If you live near an ocean, you can try this experiment with sea water! Simply skip the steps that call for adding salt (sea water has plenty of salt already) and follow the same directions.
How is the plastic wrap similar to that of a greenhouse? What if you were to add some food coloring to the salt water. Would the resulting water that forms in the cup still be clear? What do you think would happen if you used tomatoes or melon as a substitute for the salt water?
Water vapors form inside the bowl as the sun warms the water, evaporating it. The plastic wrap acts as a form of greenhouse, trapping the vapor inside and causing the humidity to rise to 100%. The top of the plastic wrap is much cooler because it's in contact with outside air. When the humid air inside rises and touches the top of the plastic wrap (the cooler area), the water vapor condenses and forms water droplets on the under surface of the wrap. As time passes the water droplets around the plastic wrap grow larger and flow to the center of the wrap where the rock is. As the droplets join together, they grow heavier and eventually drop into the cup.
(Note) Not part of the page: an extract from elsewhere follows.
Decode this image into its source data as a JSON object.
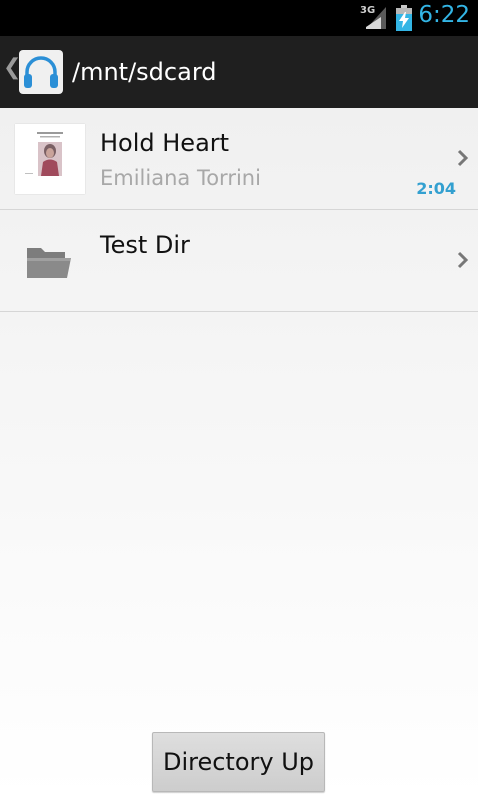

The result is pure, clean, fresh drinking water that's devoid of salt!
Take a moment to visit our table of Periodic Elements page where you can get an in-depth view of all the elements,
complete with the industry first side-by-side element comparisons!